This is clearly untrue.

Someone who can afford to own a car makes use of the roads, while someone who cannot, does not. A trucking company, of course, will make far greater use than either of these individuals, and is presumably owned by an even more affluent person (or group of people).

The same can be said of education. In the United States, which you are asking about, education funding disproportionately benefits the more affluent members of society (compare the quality of a community collage to a private college, and then compare their tuition rates).

We can also observe that those with the most valuable possessions benefit the most from an active police force. Stealing from the poor is rather pointless.

The practical answer, however, is that these usages are difficult to quantify, so instead we turn to a more pragmatic approach: Tax based on what people can afford instead of what they use. This is a better approximation of usage than you might expect, because the most affluent are, by definition, producing the most wealth, and thus benefiting the most from various forms of infrastructure and the resulting economies of scale.
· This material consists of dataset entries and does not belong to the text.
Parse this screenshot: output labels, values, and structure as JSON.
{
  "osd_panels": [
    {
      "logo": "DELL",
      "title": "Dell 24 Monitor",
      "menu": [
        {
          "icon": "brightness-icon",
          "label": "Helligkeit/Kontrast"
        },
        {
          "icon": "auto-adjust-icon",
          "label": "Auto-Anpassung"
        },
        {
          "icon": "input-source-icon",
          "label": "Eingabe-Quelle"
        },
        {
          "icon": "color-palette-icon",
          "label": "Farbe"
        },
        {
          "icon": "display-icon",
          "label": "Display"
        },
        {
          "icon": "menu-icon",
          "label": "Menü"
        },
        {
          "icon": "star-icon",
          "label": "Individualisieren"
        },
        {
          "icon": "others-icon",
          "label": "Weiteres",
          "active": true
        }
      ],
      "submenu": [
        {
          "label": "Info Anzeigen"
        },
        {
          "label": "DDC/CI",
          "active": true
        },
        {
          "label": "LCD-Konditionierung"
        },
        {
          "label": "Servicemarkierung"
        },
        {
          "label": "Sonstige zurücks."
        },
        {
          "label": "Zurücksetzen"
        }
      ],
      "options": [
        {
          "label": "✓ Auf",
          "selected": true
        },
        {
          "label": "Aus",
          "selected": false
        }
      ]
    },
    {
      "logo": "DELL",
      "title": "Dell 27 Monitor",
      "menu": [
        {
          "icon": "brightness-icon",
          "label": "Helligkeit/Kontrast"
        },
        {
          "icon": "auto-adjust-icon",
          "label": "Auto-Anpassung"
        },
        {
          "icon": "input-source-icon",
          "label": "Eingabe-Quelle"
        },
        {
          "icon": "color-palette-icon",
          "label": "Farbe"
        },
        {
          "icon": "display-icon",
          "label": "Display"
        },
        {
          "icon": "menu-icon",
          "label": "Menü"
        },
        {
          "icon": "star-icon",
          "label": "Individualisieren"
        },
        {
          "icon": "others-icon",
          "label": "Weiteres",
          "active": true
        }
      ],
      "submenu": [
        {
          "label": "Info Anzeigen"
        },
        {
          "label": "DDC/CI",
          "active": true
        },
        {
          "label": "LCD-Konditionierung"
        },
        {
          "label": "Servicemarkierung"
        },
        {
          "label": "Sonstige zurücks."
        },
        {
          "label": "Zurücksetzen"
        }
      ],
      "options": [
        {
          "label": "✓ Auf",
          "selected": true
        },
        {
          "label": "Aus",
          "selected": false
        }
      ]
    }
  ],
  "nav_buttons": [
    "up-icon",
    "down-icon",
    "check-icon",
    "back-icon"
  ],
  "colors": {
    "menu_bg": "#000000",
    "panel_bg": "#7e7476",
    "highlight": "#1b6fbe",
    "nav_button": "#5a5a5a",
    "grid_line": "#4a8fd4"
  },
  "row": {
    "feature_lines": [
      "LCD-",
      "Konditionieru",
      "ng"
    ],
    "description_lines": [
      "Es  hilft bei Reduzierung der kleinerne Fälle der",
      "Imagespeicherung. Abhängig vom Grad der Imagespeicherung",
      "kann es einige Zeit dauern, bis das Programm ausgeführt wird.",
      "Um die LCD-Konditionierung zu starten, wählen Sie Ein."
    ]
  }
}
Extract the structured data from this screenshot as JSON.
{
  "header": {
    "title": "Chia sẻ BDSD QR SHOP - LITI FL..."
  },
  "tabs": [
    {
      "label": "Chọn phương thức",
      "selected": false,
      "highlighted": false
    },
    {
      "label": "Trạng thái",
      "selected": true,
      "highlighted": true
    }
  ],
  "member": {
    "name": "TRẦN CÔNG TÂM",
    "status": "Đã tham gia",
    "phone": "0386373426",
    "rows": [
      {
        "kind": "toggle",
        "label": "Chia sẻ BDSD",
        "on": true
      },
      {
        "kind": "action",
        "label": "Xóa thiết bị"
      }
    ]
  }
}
Taxing based on what people can afford also has the rather tautological advantage that people can (theoretically) afford to pay their taxes, which might not be universally true if taxes were evenly distributed in the fashion you propose, and still had to pay for all the same services. You could begin to inquire into the fairness of those individual services existing (or other services not existing), but I perceive that would be more a matter of politics than philosophy.